Fleming and Garbade begin their analysis by identifying the transaction costs that arise in the trading and settlement process in the conventional repo market. They note, first, that the starting leg of an inter-dealer RP—the initial delivery of securities in exchange for funds—has to be settled on an individual or trade-by-trade basis rather than a net basis. Second, the borrower of funds has to decide early in the day what securities it intends to deliver; if it cannot deliver these specific securities, it will incur costs in renegotiating the agreement. Third, the lender of funds on a multiple-day RP incurs additional expenses if it accommodates the borrower’s request to substitute different collateral for that originally agreed upon.
The authors then show how the trading and settlement of GCF Repo lowers these transaction costs. Since GCF Repo allows for netting in both legs of the settlement process, it reduces the movements of funds and securities and thereby lowers settlement costs. GCF Repo also accommodates settlement later in the day, allowing a borrower of funds to defer choosing the securities it will use as collateral until 4:30 p.m. Finally, the fact that GCF Repos are reversed every morning and renewed every afternoon means that borrowers of funds can use collateral securities to settle unrelated transactions during the day. No special provisions need be made for the substitution of collateral.
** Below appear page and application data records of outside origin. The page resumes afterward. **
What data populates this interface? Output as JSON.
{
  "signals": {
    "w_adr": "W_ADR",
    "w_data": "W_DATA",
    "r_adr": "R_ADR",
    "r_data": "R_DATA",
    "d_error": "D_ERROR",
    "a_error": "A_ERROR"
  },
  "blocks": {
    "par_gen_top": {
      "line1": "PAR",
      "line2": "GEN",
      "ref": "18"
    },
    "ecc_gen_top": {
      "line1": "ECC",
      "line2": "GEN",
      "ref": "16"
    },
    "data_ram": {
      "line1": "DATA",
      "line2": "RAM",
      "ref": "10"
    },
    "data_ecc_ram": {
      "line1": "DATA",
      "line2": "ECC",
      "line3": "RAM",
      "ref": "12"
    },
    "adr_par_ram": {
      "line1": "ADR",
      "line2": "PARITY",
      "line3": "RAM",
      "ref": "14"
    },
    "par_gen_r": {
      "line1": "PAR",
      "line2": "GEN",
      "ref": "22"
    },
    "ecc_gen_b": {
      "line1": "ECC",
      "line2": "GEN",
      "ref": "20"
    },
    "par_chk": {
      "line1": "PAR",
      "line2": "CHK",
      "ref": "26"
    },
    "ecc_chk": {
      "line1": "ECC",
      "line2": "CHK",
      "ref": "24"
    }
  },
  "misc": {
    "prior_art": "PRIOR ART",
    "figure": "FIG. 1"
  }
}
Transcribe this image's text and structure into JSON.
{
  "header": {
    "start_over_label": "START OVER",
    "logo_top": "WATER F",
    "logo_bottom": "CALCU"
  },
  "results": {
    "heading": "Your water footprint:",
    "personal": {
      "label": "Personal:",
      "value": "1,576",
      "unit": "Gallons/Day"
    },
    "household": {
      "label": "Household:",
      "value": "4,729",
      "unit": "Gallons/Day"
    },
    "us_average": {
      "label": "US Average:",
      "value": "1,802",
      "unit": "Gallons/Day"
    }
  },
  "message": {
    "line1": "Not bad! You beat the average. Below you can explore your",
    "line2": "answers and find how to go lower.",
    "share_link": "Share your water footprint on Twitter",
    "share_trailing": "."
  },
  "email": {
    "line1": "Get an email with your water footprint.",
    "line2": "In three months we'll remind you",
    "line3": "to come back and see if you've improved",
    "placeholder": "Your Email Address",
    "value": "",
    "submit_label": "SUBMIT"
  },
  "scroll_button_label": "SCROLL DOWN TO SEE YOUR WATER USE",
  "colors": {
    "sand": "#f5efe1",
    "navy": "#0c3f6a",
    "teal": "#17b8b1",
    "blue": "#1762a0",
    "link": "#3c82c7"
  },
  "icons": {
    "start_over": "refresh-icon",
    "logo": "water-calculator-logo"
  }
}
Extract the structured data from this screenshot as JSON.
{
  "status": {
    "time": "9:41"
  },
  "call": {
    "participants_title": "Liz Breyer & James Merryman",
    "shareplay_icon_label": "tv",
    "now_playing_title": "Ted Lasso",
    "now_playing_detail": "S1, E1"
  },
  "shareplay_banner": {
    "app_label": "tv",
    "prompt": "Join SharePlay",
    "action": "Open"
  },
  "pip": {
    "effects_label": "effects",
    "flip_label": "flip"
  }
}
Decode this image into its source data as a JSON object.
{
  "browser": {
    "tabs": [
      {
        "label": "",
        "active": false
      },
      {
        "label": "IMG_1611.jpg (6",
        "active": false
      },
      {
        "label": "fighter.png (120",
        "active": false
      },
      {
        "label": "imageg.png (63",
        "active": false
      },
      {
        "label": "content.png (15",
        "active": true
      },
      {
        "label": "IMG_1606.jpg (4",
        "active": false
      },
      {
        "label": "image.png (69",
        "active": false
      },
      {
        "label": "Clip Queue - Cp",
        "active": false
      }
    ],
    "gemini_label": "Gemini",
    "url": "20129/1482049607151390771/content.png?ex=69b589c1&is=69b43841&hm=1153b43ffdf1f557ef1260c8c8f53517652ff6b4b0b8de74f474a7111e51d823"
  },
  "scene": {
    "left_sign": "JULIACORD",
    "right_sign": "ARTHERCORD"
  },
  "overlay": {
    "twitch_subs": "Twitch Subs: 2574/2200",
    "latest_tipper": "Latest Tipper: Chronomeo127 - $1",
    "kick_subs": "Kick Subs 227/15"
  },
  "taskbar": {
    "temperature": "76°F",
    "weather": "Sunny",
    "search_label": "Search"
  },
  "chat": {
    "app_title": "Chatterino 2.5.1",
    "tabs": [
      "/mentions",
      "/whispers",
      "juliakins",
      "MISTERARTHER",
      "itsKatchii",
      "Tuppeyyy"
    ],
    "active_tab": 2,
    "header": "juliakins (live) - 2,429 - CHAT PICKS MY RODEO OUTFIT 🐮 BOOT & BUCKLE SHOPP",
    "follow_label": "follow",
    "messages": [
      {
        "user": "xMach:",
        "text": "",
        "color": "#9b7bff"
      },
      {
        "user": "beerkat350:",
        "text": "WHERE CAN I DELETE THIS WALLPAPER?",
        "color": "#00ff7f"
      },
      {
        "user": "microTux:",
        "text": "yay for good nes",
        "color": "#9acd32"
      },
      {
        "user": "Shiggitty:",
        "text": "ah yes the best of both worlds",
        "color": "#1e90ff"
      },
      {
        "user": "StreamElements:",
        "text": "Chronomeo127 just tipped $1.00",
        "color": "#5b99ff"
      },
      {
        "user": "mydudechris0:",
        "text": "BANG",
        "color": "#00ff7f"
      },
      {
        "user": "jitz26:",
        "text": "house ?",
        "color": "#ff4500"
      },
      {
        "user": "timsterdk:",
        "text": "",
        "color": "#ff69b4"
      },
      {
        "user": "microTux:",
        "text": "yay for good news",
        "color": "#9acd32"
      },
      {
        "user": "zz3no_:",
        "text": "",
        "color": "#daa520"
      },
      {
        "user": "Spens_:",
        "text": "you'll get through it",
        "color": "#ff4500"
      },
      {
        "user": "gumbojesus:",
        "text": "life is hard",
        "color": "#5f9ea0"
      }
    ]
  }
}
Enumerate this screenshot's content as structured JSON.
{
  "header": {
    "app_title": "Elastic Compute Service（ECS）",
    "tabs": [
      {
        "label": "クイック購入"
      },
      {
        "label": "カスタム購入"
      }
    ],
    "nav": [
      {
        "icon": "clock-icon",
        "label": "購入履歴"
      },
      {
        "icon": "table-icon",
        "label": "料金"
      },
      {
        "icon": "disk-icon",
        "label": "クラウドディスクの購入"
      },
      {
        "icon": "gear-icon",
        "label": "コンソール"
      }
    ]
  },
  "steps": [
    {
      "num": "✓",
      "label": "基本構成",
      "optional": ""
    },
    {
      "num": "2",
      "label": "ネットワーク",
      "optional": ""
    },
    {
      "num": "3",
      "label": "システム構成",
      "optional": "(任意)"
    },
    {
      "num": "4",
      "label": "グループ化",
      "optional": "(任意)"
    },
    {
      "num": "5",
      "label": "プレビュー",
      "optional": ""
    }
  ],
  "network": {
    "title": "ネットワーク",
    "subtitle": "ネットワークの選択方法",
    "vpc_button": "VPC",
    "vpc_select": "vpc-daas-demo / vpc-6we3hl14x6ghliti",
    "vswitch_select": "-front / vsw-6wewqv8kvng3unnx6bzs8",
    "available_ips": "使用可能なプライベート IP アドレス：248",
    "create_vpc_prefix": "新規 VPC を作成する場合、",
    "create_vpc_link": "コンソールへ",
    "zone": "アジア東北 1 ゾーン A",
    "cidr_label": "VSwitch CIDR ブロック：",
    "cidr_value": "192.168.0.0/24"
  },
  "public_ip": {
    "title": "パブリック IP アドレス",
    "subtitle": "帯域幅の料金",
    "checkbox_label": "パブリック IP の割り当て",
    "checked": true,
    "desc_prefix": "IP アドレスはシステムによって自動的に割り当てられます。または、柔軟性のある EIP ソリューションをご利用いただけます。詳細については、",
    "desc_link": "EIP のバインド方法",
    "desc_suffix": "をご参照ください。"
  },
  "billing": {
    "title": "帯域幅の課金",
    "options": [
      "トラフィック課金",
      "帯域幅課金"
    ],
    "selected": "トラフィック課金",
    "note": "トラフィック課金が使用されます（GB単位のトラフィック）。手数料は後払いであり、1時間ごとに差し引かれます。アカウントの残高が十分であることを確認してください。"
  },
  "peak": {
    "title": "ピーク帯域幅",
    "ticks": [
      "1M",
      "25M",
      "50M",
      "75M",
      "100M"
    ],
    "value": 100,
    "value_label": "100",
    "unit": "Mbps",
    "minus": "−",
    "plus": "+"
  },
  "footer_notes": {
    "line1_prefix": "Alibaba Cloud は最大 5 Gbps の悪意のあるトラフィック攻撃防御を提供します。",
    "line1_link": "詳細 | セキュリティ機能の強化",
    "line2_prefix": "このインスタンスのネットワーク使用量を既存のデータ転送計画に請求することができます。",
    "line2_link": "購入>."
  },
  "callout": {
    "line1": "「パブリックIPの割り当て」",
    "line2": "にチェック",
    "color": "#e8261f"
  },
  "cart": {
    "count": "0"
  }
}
Fleming and Garbade conclude that GCF Repo can reduce transaction costs, increase liquidity, and facilitate the efficient use of collateral. These benefits, the authors suggest, explain why GCF Repo "has captured such a large share of the brokered general collateral repo market."